Directions for this task: Where a line in the records below includes "JSON", pull that line out.

START Source data

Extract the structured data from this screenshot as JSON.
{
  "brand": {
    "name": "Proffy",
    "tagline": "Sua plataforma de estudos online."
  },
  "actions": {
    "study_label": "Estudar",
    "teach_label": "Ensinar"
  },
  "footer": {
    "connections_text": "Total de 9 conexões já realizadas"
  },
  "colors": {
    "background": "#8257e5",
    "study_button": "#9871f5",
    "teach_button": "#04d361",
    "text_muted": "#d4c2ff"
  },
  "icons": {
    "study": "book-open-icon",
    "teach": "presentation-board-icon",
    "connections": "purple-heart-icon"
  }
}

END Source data
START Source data

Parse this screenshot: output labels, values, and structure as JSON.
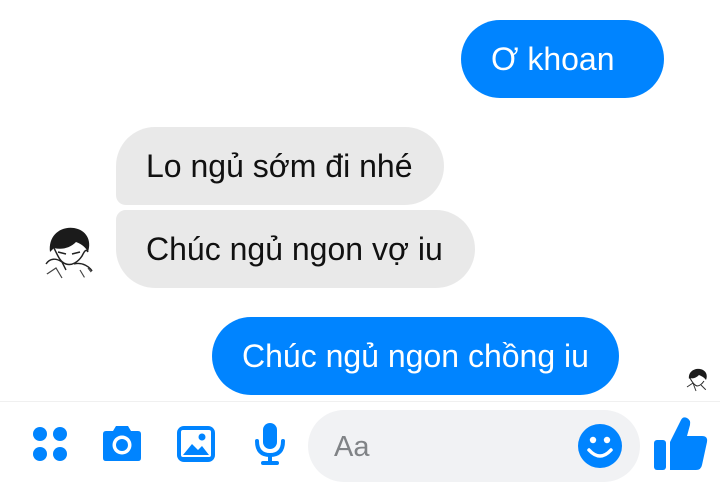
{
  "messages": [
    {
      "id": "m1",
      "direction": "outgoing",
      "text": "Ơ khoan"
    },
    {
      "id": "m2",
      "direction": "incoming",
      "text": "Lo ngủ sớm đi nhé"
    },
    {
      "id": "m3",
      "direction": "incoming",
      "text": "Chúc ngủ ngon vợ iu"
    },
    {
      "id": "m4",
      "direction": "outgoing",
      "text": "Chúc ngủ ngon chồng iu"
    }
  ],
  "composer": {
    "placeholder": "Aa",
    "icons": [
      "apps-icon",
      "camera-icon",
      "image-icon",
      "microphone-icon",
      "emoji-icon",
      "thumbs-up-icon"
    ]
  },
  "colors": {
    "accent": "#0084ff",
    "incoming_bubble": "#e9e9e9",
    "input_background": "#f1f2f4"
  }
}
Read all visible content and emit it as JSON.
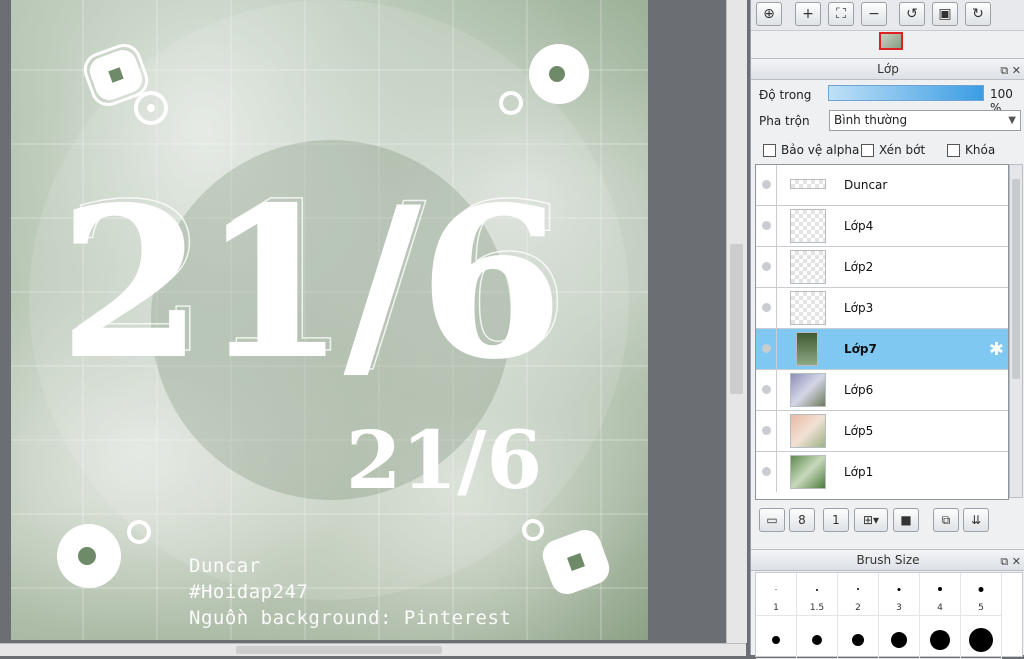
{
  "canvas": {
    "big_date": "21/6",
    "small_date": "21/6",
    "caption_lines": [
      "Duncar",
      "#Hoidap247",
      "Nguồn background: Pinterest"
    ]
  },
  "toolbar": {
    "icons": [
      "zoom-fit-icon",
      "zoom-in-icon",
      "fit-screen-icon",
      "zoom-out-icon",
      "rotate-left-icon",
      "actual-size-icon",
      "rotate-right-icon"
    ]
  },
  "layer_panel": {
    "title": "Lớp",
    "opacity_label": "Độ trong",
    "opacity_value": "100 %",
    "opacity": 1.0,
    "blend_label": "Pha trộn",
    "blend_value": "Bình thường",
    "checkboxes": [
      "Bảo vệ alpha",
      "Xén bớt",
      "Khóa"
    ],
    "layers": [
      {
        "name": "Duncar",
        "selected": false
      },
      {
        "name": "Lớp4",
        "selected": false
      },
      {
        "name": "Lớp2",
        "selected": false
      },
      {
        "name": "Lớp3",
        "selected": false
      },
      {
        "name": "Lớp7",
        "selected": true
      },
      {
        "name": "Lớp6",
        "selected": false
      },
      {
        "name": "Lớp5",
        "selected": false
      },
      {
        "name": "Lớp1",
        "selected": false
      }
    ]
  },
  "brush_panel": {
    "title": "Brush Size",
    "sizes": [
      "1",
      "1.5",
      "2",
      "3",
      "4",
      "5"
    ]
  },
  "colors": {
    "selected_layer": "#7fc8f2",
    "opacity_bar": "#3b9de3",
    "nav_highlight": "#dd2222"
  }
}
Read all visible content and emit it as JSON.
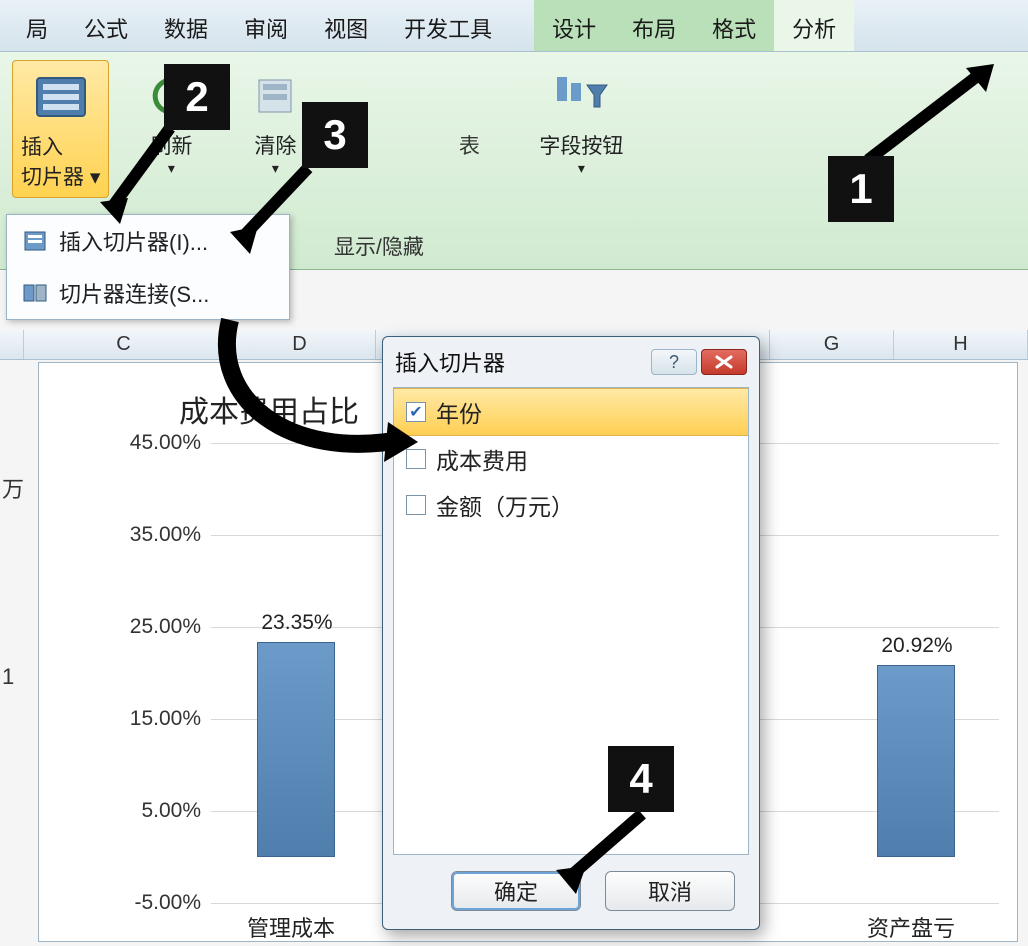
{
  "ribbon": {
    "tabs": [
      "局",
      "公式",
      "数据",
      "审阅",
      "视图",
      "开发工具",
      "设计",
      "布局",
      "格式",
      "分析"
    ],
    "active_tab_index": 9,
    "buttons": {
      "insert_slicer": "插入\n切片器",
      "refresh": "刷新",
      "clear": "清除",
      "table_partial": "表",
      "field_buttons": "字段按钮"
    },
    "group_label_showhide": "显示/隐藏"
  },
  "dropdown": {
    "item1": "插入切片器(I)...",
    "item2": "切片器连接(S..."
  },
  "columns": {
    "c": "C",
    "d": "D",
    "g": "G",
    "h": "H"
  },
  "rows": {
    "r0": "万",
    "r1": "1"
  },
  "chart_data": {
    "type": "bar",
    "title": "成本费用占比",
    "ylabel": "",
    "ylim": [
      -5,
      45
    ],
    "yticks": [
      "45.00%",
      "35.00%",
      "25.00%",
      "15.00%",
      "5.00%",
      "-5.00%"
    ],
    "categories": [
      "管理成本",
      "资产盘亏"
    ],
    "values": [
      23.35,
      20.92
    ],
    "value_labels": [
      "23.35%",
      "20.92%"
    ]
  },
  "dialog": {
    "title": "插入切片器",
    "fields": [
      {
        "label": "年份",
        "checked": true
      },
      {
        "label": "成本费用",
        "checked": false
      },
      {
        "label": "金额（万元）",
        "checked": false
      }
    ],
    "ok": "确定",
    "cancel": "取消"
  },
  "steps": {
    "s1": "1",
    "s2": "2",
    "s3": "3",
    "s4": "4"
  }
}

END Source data

Exercise solution:
Extract the structured data from this screenshot as JSON.
Parse this screenshot: output labels, values, and structure as JSON.
Read all visible content and emit it as JSON.
Read all visible content and emit it as JSON.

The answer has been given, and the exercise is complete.